Scan the material for the string "description" and copy out every line in which it occurs.

————

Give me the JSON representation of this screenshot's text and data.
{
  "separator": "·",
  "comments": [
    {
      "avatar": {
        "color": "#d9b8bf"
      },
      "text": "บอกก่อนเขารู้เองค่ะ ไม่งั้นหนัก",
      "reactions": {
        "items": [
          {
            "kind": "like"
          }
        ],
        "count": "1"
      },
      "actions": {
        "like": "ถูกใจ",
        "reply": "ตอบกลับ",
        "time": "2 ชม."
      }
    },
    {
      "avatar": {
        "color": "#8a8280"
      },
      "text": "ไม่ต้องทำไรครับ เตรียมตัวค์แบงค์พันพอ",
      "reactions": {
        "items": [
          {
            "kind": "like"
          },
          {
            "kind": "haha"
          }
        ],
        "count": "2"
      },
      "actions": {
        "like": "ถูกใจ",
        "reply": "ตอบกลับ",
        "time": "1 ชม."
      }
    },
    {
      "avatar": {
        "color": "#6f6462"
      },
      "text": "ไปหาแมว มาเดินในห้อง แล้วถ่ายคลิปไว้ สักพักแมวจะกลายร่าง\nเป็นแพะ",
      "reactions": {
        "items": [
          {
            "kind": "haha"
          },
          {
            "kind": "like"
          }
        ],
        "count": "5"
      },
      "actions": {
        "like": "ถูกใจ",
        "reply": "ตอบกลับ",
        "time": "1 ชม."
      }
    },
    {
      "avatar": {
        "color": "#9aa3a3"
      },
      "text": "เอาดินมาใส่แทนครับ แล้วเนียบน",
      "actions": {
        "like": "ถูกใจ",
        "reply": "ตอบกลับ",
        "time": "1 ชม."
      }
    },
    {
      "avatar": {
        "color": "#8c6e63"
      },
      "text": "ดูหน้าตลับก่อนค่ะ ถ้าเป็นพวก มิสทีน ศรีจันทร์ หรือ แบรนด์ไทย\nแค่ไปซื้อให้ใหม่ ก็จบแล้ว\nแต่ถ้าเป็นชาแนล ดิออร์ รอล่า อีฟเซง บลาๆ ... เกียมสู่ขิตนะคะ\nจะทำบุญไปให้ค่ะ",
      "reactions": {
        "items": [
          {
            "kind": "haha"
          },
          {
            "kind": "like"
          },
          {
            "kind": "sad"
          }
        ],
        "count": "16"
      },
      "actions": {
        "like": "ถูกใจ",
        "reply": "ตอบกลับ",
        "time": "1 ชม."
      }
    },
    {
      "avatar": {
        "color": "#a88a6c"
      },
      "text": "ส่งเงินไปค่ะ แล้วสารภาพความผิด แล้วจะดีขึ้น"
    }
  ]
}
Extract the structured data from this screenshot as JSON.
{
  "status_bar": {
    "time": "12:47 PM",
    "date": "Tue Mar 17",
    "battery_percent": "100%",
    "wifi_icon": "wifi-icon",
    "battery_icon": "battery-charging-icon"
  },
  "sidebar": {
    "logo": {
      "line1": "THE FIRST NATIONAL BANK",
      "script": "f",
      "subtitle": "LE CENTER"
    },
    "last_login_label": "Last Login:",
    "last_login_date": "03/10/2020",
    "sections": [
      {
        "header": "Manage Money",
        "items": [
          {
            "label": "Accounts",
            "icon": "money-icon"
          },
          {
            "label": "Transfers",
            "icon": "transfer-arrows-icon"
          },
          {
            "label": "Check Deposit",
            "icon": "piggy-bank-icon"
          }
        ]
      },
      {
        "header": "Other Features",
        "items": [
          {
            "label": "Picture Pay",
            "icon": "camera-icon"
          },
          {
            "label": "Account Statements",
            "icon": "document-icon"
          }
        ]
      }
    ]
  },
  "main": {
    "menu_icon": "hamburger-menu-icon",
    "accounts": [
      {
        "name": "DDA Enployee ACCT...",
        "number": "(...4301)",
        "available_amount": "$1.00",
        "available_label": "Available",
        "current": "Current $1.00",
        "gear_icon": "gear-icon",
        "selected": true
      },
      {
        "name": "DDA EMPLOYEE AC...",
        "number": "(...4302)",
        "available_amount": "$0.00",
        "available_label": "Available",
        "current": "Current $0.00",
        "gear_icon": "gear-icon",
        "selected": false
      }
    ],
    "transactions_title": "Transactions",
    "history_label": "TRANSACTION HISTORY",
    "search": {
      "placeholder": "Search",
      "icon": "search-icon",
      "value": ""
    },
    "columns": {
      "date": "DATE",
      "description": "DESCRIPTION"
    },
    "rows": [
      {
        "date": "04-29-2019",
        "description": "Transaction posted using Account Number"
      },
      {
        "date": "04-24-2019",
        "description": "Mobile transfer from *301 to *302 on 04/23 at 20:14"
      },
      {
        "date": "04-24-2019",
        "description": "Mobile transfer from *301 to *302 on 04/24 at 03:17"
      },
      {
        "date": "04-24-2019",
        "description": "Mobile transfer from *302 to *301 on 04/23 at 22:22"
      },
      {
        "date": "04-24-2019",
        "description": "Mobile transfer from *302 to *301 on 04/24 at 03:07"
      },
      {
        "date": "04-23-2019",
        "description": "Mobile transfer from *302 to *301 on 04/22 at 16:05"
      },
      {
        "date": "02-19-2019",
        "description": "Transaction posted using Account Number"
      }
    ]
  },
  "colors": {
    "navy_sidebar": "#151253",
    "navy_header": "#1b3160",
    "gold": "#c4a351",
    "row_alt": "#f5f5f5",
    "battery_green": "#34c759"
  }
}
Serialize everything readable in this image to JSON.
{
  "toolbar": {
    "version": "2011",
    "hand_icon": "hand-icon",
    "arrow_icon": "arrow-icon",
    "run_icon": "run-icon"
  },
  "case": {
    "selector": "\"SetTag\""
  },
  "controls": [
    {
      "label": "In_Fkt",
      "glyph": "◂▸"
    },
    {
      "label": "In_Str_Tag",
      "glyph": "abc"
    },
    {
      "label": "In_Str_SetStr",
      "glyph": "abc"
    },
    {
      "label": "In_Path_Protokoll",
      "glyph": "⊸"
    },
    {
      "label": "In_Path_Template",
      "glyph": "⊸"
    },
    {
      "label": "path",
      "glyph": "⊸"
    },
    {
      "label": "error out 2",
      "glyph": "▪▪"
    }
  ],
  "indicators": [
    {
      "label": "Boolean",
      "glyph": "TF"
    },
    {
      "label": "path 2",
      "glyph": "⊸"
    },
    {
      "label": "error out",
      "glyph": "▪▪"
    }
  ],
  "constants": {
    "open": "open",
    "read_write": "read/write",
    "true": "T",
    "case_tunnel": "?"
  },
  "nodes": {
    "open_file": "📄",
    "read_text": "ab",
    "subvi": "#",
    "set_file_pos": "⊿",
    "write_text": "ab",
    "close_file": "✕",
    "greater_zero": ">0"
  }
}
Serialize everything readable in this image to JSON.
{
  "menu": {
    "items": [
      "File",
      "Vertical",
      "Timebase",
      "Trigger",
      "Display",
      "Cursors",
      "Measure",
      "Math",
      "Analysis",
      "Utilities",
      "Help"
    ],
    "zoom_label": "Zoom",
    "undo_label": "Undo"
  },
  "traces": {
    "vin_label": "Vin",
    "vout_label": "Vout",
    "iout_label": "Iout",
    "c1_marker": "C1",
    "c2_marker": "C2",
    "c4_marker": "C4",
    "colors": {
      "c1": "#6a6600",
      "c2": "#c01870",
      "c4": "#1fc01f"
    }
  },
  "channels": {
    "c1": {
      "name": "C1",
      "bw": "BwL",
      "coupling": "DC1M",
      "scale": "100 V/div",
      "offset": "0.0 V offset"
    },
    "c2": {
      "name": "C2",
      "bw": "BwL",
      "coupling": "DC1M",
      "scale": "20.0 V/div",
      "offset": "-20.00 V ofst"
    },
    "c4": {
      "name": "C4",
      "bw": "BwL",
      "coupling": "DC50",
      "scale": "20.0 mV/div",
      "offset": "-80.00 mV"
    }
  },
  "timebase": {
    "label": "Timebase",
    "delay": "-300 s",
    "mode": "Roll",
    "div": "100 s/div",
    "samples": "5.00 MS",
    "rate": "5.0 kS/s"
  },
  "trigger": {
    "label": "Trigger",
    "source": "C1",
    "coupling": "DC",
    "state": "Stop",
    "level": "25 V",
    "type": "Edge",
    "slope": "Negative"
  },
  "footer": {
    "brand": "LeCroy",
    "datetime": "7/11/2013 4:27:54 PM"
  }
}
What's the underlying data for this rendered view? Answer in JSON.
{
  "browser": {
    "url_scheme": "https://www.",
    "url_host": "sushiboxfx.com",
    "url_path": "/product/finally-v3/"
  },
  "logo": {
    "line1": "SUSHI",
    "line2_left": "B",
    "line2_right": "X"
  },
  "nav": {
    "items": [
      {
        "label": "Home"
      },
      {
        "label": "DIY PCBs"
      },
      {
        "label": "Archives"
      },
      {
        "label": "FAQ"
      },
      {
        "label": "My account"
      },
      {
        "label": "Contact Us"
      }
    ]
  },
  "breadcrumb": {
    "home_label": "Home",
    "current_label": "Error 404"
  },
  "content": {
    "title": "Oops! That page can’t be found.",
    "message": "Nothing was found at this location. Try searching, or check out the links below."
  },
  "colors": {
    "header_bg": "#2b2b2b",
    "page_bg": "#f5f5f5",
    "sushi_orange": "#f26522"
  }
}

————

(WRITTEN REPLY)
      "description": "DESCRIPTION"
        "description": "Transaction posted using Account Number"
        "description": "Mobile transfer from *301 to *302 on 04/23 at 20:14"
        "description": "Mobile transfer from *301 to *302 on 04/24 at 03:17"
        "description": "Mobile transfer from *302 to *301 on 04/23 at 22:22"
        "description": "Mobile transfer from *302 to *301 on 04/24 at 03:07"
        "description": "Mobile transfer from *302 to *301 on 04/22 at 16:05"
        "description": "Transaction posted using Account Number"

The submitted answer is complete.